Four years after the death of his first wife, Mr. Braxton married Elizabeth Corbin of “Laneville,” King and Queen County, daughter of Colonel Richard and Elizabeth Tayloe Corbin, a family dating back to 1650 when Hon. Henry Corbin came from England and established “Buckingham House,” in Middlesex County. Colonel Richard, grandson of “Henry, of Buckingham House,” received his education in England and was a devoted churchman (Episcopal). Bishop Meade tells of his furnishing gratuitously the bread and wine for the communion and boarding the unmarried ministers who served the parish, without charge. He was President of the King’s Council and Receiver General of the Colony.
By his second wife Carter Braxton had sixteen children, several of whom died in infancy or early childhood.

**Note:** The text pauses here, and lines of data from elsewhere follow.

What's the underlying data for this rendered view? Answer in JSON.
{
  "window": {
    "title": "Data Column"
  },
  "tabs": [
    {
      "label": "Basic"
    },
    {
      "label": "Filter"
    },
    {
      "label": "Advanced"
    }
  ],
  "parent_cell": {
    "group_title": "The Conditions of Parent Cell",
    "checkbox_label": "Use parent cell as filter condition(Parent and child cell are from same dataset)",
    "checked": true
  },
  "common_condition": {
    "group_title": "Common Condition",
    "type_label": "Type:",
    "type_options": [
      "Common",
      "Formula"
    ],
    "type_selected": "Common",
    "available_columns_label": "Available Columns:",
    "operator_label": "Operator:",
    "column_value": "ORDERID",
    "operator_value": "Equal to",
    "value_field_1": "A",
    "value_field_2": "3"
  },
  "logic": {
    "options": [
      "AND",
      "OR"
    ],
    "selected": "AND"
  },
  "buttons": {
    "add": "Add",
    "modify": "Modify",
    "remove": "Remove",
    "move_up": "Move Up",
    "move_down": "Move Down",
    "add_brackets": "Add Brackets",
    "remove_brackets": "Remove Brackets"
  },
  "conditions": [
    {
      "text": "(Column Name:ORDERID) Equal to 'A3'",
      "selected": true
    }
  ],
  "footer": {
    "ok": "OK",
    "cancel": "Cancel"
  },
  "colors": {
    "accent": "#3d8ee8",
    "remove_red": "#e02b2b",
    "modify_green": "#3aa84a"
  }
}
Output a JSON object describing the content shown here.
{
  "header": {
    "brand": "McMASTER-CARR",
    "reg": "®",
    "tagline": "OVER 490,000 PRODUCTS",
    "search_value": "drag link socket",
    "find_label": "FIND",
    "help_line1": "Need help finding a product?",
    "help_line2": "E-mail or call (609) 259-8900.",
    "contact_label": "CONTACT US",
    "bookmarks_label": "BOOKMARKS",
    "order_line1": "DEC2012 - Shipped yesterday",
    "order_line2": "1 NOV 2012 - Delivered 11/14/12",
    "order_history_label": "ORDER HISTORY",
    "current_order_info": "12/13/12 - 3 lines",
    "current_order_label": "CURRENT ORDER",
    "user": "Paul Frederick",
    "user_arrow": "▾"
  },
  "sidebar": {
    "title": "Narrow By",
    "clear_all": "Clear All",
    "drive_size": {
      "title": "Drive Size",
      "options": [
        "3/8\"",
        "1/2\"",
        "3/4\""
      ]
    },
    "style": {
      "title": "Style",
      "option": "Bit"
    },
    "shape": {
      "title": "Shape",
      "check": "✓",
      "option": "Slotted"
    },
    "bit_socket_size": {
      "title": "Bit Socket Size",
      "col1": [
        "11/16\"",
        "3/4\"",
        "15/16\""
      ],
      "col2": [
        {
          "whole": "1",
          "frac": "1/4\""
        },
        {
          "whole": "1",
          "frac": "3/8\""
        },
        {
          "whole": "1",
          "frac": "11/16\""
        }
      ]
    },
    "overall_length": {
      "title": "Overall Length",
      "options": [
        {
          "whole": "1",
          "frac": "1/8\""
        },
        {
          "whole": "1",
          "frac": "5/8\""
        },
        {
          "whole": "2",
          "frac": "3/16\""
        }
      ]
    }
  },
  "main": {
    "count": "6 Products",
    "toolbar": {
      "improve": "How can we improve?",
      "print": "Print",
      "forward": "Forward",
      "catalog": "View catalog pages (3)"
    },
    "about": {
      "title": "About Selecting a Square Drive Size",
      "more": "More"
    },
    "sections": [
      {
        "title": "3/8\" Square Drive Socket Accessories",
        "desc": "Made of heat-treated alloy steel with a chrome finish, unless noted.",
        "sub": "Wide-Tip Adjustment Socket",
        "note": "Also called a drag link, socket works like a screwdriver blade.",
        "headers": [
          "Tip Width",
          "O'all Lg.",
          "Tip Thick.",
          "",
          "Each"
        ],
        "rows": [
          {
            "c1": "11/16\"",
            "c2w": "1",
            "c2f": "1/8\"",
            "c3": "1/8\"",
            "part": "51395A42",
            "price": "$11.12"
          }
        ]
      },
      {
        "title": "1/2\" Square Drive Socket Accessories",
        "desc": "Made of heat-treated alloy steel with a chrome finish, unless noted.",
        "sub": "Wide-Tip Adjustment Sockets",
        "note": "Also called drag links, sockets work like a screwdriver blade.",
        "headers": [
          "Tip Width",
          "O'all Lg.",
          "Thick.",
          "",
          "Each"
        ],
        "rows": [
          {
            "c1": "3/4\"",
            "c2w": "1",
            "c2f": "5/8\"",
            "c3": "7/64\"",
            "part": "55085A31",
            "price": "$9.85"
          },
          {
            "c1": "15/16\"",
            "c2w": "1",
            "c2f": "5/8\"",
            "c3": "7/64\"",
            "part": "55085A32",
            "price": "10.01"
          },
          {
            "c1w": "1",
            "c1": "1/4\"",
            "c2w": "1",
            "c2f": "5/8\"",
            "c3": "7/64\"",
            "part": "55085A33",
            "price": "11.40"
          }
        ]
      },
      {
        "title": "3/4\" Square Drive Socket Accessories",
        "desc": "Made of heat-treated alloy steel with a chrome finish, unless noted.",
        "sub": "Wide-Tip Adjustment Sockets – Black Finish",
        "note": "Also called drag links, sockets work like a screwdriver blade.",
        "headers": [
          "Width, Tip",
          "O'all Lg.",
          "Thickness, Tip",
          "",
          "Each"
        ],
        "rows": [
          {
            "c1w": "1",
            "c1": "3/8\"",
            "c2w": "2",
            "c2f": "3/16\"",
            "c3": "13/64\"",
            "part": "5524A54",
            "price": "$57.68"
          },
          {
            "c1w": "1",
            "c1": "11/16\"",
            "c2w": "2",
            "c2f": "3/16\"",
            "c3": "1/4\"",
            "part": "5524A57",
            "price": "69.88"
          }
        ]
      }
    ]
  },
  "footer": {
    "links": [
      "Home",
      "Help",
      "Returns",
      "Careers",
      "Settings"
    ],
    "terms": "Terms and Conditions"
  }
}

Elizabeth, the eldest child of Elizabeth Corbin Braxton, married Colonel Samuel Griffin, who served in the Revolution and afterward was a member of Congress; Carter, of King William County, who married a “Miss Sayre, granddaughter of Hon. Philip Ludwell”; and Colonel George Braxton, of “Chericoke,” who married Mary, daughter of Hon. Charles and Mary Carter of “Shirley,” Charles City County.
Mr. Braxton was a member of the house of Burgesses as early as 1765, and began taking an active part in Colonial matters, and, being a man of considerable force of character and personal influence, acquired such prominence that upon the death of Peyton Randolph, in 1775, he was elected his successor in the Continental Congress.
Reference: The Pioneer Mothers of America: A Record of the More Notable Women of the Early Days of the Country, and Particularly of the Colonial and Revolutionary Periods by Harry Clinton Green and Mary Wolcott Green, A.B. Third Volume, Published by G.P. Putnam’s Sons.